Building Construction Initiative. A collaboration between Federal agencies and the U.S. construction industry to strive for a series of 5-year technology goals such as reducing by 50 percent the time necessary to design and construct residential and commercial buildings, operation and maintenance costs (including emissions of greenhouse gasses), and accidents and deaths associated with construction.
NSTC Participants: DOC, DOD, DOE, OSTP, HUD, EPA, DOT,
NASA, NSF, OMB, NEC, DOL, USDA
Physical Infrastructures for Transportation. Interagency review of technologies and procedures associated with operational efficiency, durability, renewal and maintenance of all categories of transportation infrastructure (roads, railroad tracks, transit systems, airports, rail and ship terminals, tunnels, bridges, and pipelines), including real-time inspection and monitoring of infrastructure condition and performance; improved design and construction concepts and practices, processes, structures, materials, resource use, and disposal of construction-process wastes; and design and construction principles and technologies specifically relevant to modal connection points.

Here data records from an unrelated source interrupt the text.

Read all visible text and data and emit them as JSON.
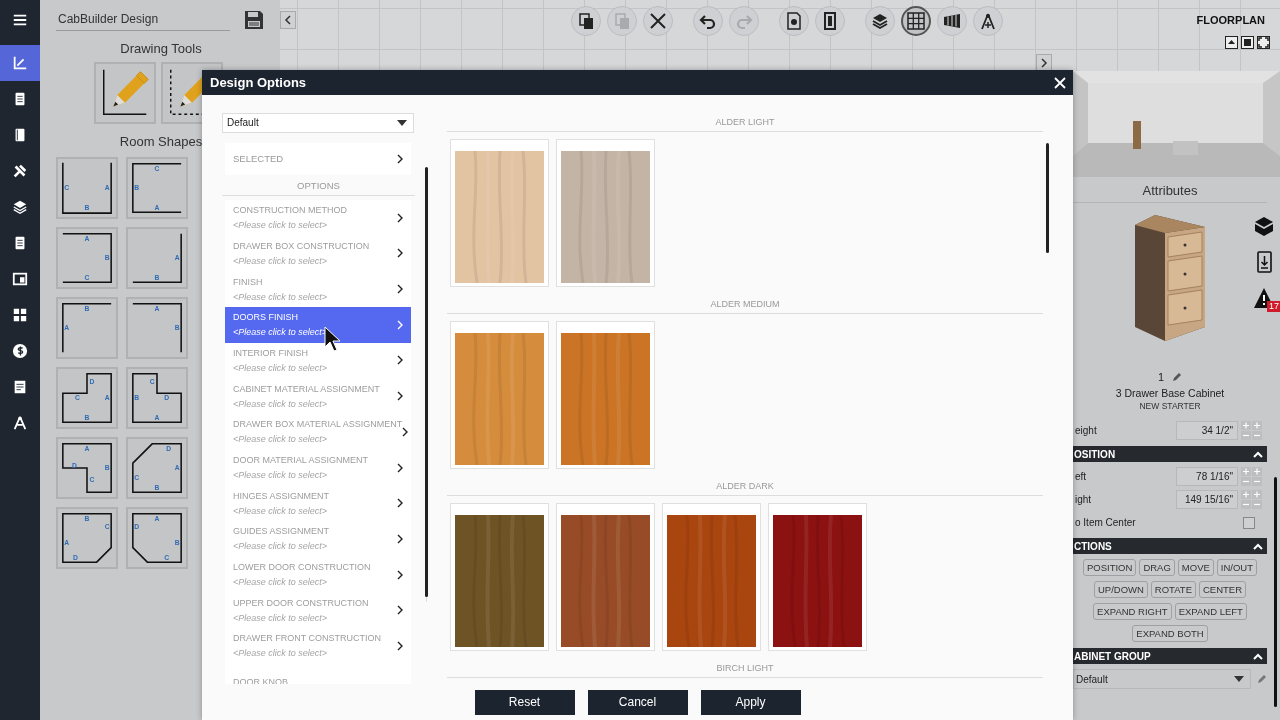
{
  "nav_rail": [
    {
      "kind": "menu",
      "selected": false
    },
    {
      "kind": "chart",
      "selected": true
    },
    {
      "kind": "document",
      "selected": false
    },
    {
      "kind": "book",
      "selected": false
    },
    {
      "kind": "tools",
      "selected": false
    },
    {
      "kind": "layers",
      "selected": false
    },
    {
      "kind": "document",
      "selected": false
    },
    {
      "kind": "window",
      "selected": false
    },
    {
      "kind": "grid",
      "selected": false
    },
    {
      "kind": "dollar",
      "selected": false
    },
    {
      "kind": "report",
      "selected": false
    },
    {
      "kind": "compass",
      "selected": false
    }
  ],
  "left_panel": {
    "design_name": "CabBuilder Design",
    "drawing_tools_title": "Drawing Tools",
    "drawing_tools": [
      {
        "kind": "solid"
      },
      {
        "kind": "dashed"
      }
    ],
    "room_shapes_title": "Room Shapes",
    "room_shapes": [
      {
        "kind": "open-top",
        "labels": [
          "C",
          "A",
          "B"
        ]
      },
      {
        "kind": "open-right",
        "labels": [
          "C",
          "B",
          "A"
        ]
      },
      {
        "kind": "open-left",
        "labels": [
          "A",
          "B",
          "C"
        ]
      },
      {
        "kind": "corner-br",
        "labels": [
          "A",
          "B"
        ]
      },
      {
        "kind": "corner-tl",
        "labels": [
          "B",
          "A"
        ]
      },
      {
        "kind": "corner-tr",
        "labels": [
          "A",
          "B"
        ]
      },
      {
        "kind": "notch-tl",
        "labels": [
          "D",
          "C",
          "A",
          "B"
        ]
      },
      {
        "kind": "notch-tr",
        "labels": [
          "C",
          "B",
          "D",
          "A"
        ]
      },
      {
        "kind": "notch-bl",
        "labels": [
          "A",
          "D",
          "B",
          "C"
        ]
      },
      {
        "kind": "chamfer-tl",
        "labels": [
          "D",
          "A",
          "C",
          "B"
        ]
      },
      {
        "kind": "chamfer-br",
        "labels": [
          "B",
          "C",
          "A",
          "D"
        ]
      },
      {
        "kind": "chamfer-bl",
        "labels": [
          "A",
          "D",
          "B",
          "C"
        ]
      }
    ]
  },
  "canvas": {
    "toolbar": [
      {
        "kind": "copy",
        "disabled": false,
        "selected": false
      },
      {
        "kind": "paste",
        "disabled": true,
        "selected": false
      },
      {
        "kind": "delete",
        "disabled": false,
        "selected": false
      },
      {
        "kind": "undo",
        "disabled": false,
        "selected": false
      },
      {
        "kind": "redo",
        "disabled": true,
        "selected": false
      },
      {
        "kind": "page-settings",
        "disabled": false,
        "selected": false
      },
      {
        "kind": "door",
        "disabled": false,
        "selected": false
      },
      {
        "kind": "layers",
        "disabled": false,
        "selected": false
      },
      {
        "kind": "grid",
        "disabled": false,
        "selected": true
      },
      {
        "kind": "wall",
        "disabled": false,
        "selected": false
      },
      {
        "kind": "compass",
        "disabled": false,
        "selected": false
      }
    ],
    "view_label": "FLOORPLAN"
  },
  "attributes": {
    "title": "Attributes",
    "badge": "17",
    "item_number": "1",
    "item_name": "3 Drawer Base Cabinet",
    "item_style": "NEW STARTER",
    "height": {
      "label": "eight",
      "value": "34 1/2\""
    },
    "sections": [
      {
        "title": "OSITION",
        "expanded": true,
        "rows": [
          {
            "kind": "number",
            "label": "eft",
            "value": "78 1/16\""
          },
          {
            "kind": "number",
            "label": "ight",
            "value": "149 15/16\""
          },
          {
            "kind": "checkbox",
            "label": "o Item Center",
            "checked": false
          }
        ]
      },
      {
        "title": "CTIONS",
        "expanded": true,
        "buttons": [
          "POSITION",
          "DRAG",
          "MOVE",
          "IN/OUT",
          "UP/DOWN",
          "ROTATE",
          "CENTER",
          "EXPAND RIGHT",
          "EXPAND LEFT",
          "EXPAND BOTH"
        ]
      },
      {
        "title": "ABINET GROUP",
        "expanded": true,
        "select": "Default"
      }
    ]
  },
  "dialog": {
    "title": "Design Options",
    "preset": "Default",
    "selected_row": "SELECTED",
    "options_header": "OPTIONS",
    "options": [
      {
        "title": "CONSTRUCTION METHOD",
        "subtitle": "<Please click to select>",
        "selected": false
      },
      {
        "title": "DRAWER BOX CONSTRUCTION",
        "subtitle": "<Please click to select>",
        "selected": false
      },
      {
        "title": "FINISH",
        "subtitle": "<Please click to select>",
        "selected": false
      },
      {
        "title": "DOORS FINISH",
        "subtitle": "<Please click to select>",
        "selected": true
      },
      {
        "title": "INTERIOR FINISH",
        "subtitle": "<Please click to select>",
        "selected": false
      },
      {
        "title": "CABINET MATERIAL ASSIGNMENT",
        "subtitle": "<Please click to select>",
        "selected": false
      },
      {
        "title": "DRAWER BOX MATERIAL ASSIGNMENT",
        "subtitle": "<Please click to select>",
        "selected": false
      },
      {
        "title": "DOOR MATERIAL ASSIGNMENT",
        "subtitle": "<Please click to select>",
        "selected": false
      },
      {
        "title": "HINGES ASSIGNMENT",
        "subtitle": "<Please click to select>",
        "selected": false
      },
      {
        "title": "GUIDES ASSIGNMENT",
        "subtitle": "<Please click to select>",
        "selected": false
      },
      {
        "title": "LOWER DOOR CONSTRUCTION",
        "subtitle": "<Please click to select>",
        "selected": false
      },
      {
        "title": "UPPER DOOR CONSTRUCTION",
        "subtitle": "<Please click to select>",
        "selected": false
      },
      {
        "title": "DRAWER FRONT CONSTRUCTION",
        "subtitle": "<Please click to select>",
        "selected": false
      },
      {
        "title": "DOOR KNOB",
        "selected": false
      }
    ],
    "swatch_groups": [
      {
        "name": "ALDER LIGHT",
        "swatches": [
          {
            "color": "#e2c3a2"
          },
          {
            "color": "#c4b4a6"
          }
        ]
      },
      {
        "name": "ALDER MEDIUM",
        "swatches": [
          {
            "color": "#d58c3c"
          },
          {
            "color": "#cb7425"
          }
        ]
      },
      {
        "name": "ALDER DARK",
        "swatches": [
          {
            "color": "#6e5324"
          },
          {
            "color": "#974c27"
          },
          {
            "color": "#a9450f"
          },
          {
            "color": "#8c1111"
          }
        ]
      },
      {
        "name": "BIRCH LIGHT"
      }
    ],
    "buttons": [
      "Reset",
      "Cancel",
      "Apply"
    ]
  }
}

NSTC Participants: DOT, DOD, DOC, DOE, NASA, EPA, OMB,
OSTP, NEC, USTR, DPC
Information Infrastructure for Transportation. Effort aimed at improved information systems for operational control and management of the transportation system including air traffic control, weather information collection and dissemination. highway signaling and traffic monitoring and control, vessel tracking, and railroad signaling and control systems. Specific relevant technologies are communications, traffic management, fleet operational management (including traffic management, fleet operational management (including electronic inspection, toll payments and document exchange; and use of continuous on-board diagnostics for maintenance and management), and internodal operations. Effort will also examine how tele-work, telecommuting, and other uses of the information infrastructure will substitute for or augment the traditional transportation system.

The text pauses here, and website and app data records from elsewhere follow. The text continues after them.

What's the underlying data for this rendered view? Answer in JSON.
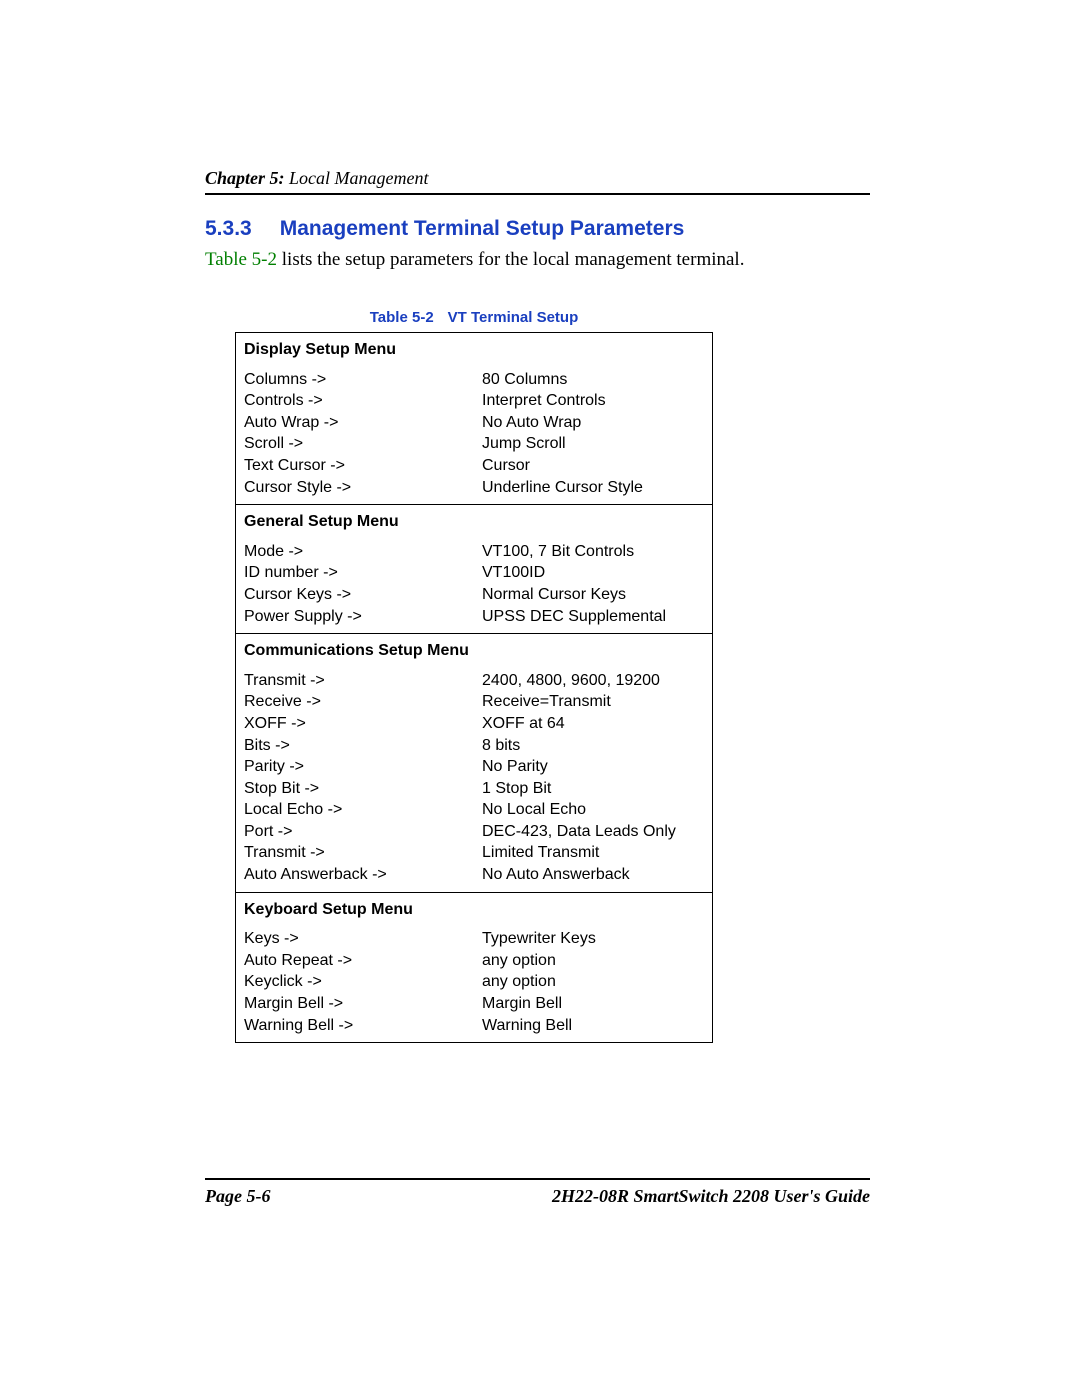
{
  "header": {
    "chapter_label": "Chapter 5:",
    "chapter_title": " Local Management"
  },
  "section": {
    "number": "5.3.3",
    "title": "Management Terminal Setup Parameters"
  },
  "intro": {
    "link_text": "Table 5-2",
    "rest": " lists the setup parameters for the local management terminal."
  },
  "table_caption": {
    "label": "Table 5-2",
    "title": "VT Terminal Setup"
  },
  "groups": [
    {
      "header": "Display Setup Menu",
      "rows": [
        {
          "param": "Columns  ->",
          "value": "80 Columns"
        },
        {
          "param": "Controls ->",
          "value": "Interpret Controls"
        },
        {
          "param": "Auto Wrap ->",
          "value": "No Auto Wrap"
        },
        {
          "param": "Scroll ->",
          "value": "Jump Scroll"
        },
        {
          "param": "Text Cursor ->",
          "value": "Cursor"
        },
        {
          "param": "Cursor Style ->",
          "value": "Underline Cursor Style"
        }
      ]
    },
    {
      "header": "General Setup Menu",
      "rows": [
        {
          "param": "Mode ->",
          "value": "VT100, 7 Bit Controls"
        },
        {
          "param": "ID number ->",
          "value": "VT100ID"
        },
        {
          "param": "Cursor Keys ->",
          "value": "Normal Cursor Keys"
        },
        {
          "param": "Power Supply ->",
          "value": "UPSS DEC Supplemental"
        }
      ]
    },
    {
      "header": "Communications Setup Menu",
      "rows": [
        {
          "param": "Transmit ->",
          "value": "2400, 4800, 9600, 19200"
        },
        {
          "param": "Receive ->",
          "value": "Receive=Transmit"
        },
        {
          "param": "XOFF ->",
          "value": "XOFF at 64"
        },
        {
          "param": "Bits  ->",
          "value": "8 bits"
        },
        {
          "param": "Parity ->",
          "value": "No Parity"
        },
        {
          "param": "Stop Bit ->",
          "value": "1 Stop Bit"
        },
        {
          "param": "Local Echo ->",
          "value": "No Local Echo"
        },
        {
          "param": "Port  ->",
          "value": "DEC-423, Data Leads Only"
        },
        {
          "param": "Transmit ->",
          "value": "Limited Transmit"
        },
        {
          "param": "Auto Answerback ->",
          "value": "No Auto Answerback"
        }
      ]
    },
    {
      "header": "Keyboard Setup Menu",
      "rows": [
        {
          "param": "Keys ->",
          "value": "Typewriter Keys"
        },
        {
          "param": "Auto Repeat ->",
          "value": "any option"
        },
        {
          "param": "Keyclick ->",
          "value": "any option"
        },
        {
          "param": "Margin Bell ->",
          "value": "Margin Bell"
        },
        {
          "param": "Warning Bell ->",
          "value": "Warning Bell"
        }
      ]
    }
  ],
  "footer": {
    "page": "Page 5-6",
    "doc": "2H22-08R SmartSwitch 2208 User's Guide"
  }
}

NSTC Participants: DOT, DOD, DOC, DOE, NASA, EPA, OMB,
OSTP, NEC, USTR, DPC
In addition to the above cited issues for which Technology Division is the lead OSTP division, the Technology Division is also supporting the following issue areas:
Federal R&D Priorities. In order to meet the challenges created by the end of the Cold War, sharply increased international competition, and a range of unprecedented new technical opportunities, our S&T programs and policies across the government need to be reordered. One mechanism is the integration of agency R&D budgets to ensure that investments in science and technology serve national goals as well as agency missions. The NSTC serves as the broad policy principles, goals, priorities, and evaluation criteria to guide the development of individual agency budgets.

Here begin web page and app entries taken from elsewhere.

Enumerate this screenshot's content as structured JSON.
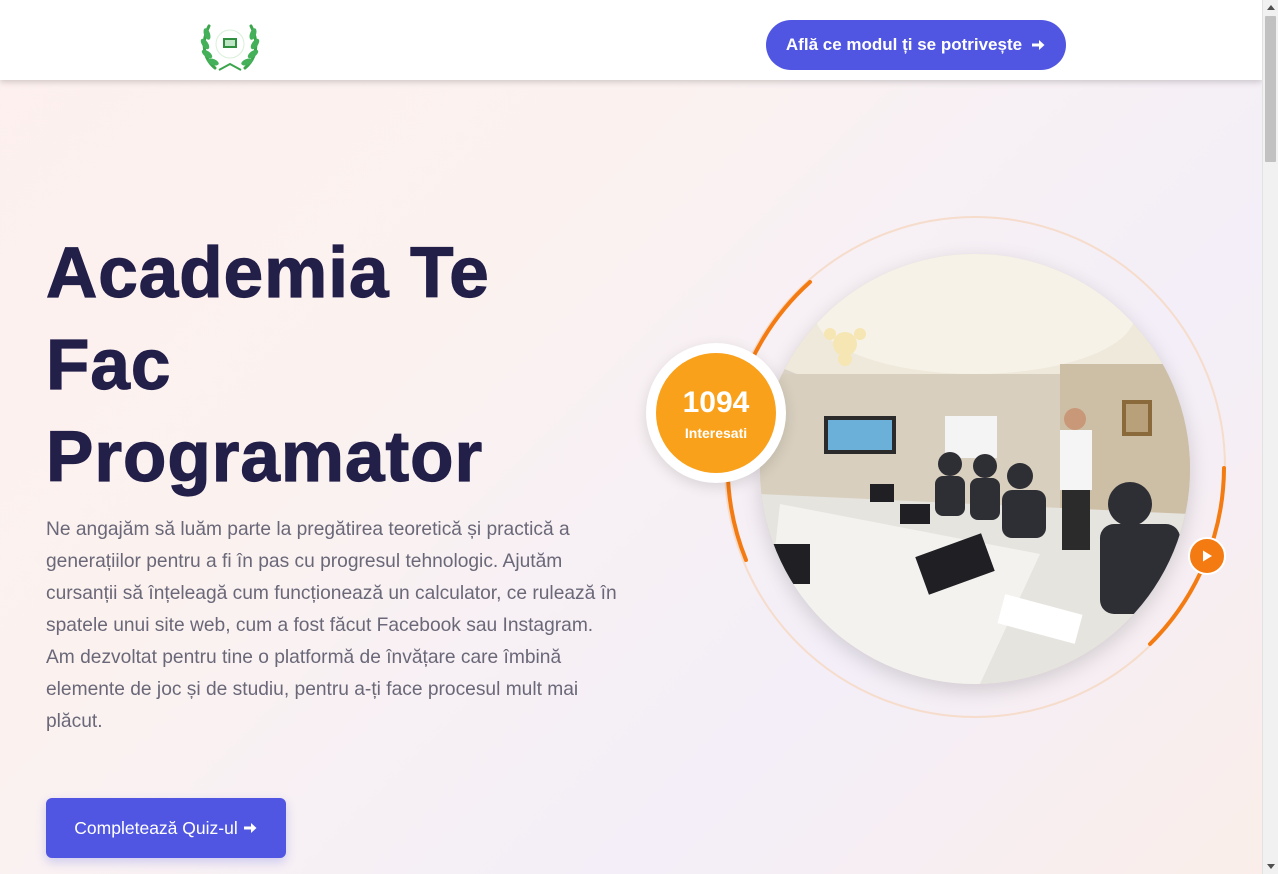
{
  "header": {
    "logo_icon": "laurel-wreath-logo",
    "cta_label": "Află ce modul ți se potrivește",
    "cta_icon": "arrow-right-icon"
  },
  "hero": {
    "title_line1": "Academia Te",
    "title_line2": "Fac",
    "title_line3": "Programator",
    "description": "Ne angajăm să luăm parte la pregătirea teoretică și practică a generațiilor pentru a fi în pas cu progresul tehnologic. Ajutăm cursanții să înțeleagă cum funcționează un calculator, ce rulează în spatele unui site web, cum a fost făcut Facebook sau Instagram. Am dezvoltat pentru tine o platformă de învățare care îmbină elemente de joc și de studiu, pentru a-ți face procesul mult mai plăcut.",
    "quiz_button_label": "Completează Quiz-ul",
    "quiz_button_icon": "arrow-right-icon"
  },
  "stats": {
    "count": "1094",
    "label": "Interesati"
  },
  "media": {
    "photo_icon": "classroom-photo",
    "play_icon": "play-icon"
  },
  "colors": {
    "primary": "#5056e2",
    "title": "#221f49",
    "text": "#6a6878",
    "badge": "#f9a11b",
    "accent_orange": "#f47b11"
  }
}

NSTC Participants: All Departments and Agencies associated with the NSTC.
Interagency Laboratory Review. NSTC is conducting an interagency review of the Federal Government's three largest laboratory systems--DOD, DOE, and NASA. The purpose is to evaluate and develop recommendations for ways to improve the efficiency and effectiveness of the Federal R&D investment in these laboratory systems.
NSTC Participants: OSTP, DOD, DOE, NASA, OMB, NEC, CIA,
OVP, NSC, DOC, (NOAA), DOI, EPA, USDA,
DOT, ACDA, NIH, NSF
Converged Polar-Orbiting Environmental Satellites. Project aims to converge the Commerce Department's Polar-Orbiting-Operational Environmental Satellite system with the Defense Department's Defense Meteorological Satellite Program into a single national program for environmental surveillance. Joint program established by the PDD NSTC-2 dated May 5, 1994.
NSTC Participants: OSTP, DOD, DOC, (NOAA), NASA, DOS, OVP, NEC, NSC
LANDSAT Remote Sensing Strategy. Interagency effort to assure the continuity of land remote sensed data currently provided by Landsat satellites 4 & 5 is available for the U.S. Directed by PDD NSTC-3, dated May 5, 1994.
NSTC Participants: OSTP, DOD, DOC (NOAA), NASA, DOI, DOS,
Technology Division Staff - Subject Areas:
Tab B presents a comprehensive list of issues being addressed by Technology Division and the person(s) responsible for coordinating those issues within the Division.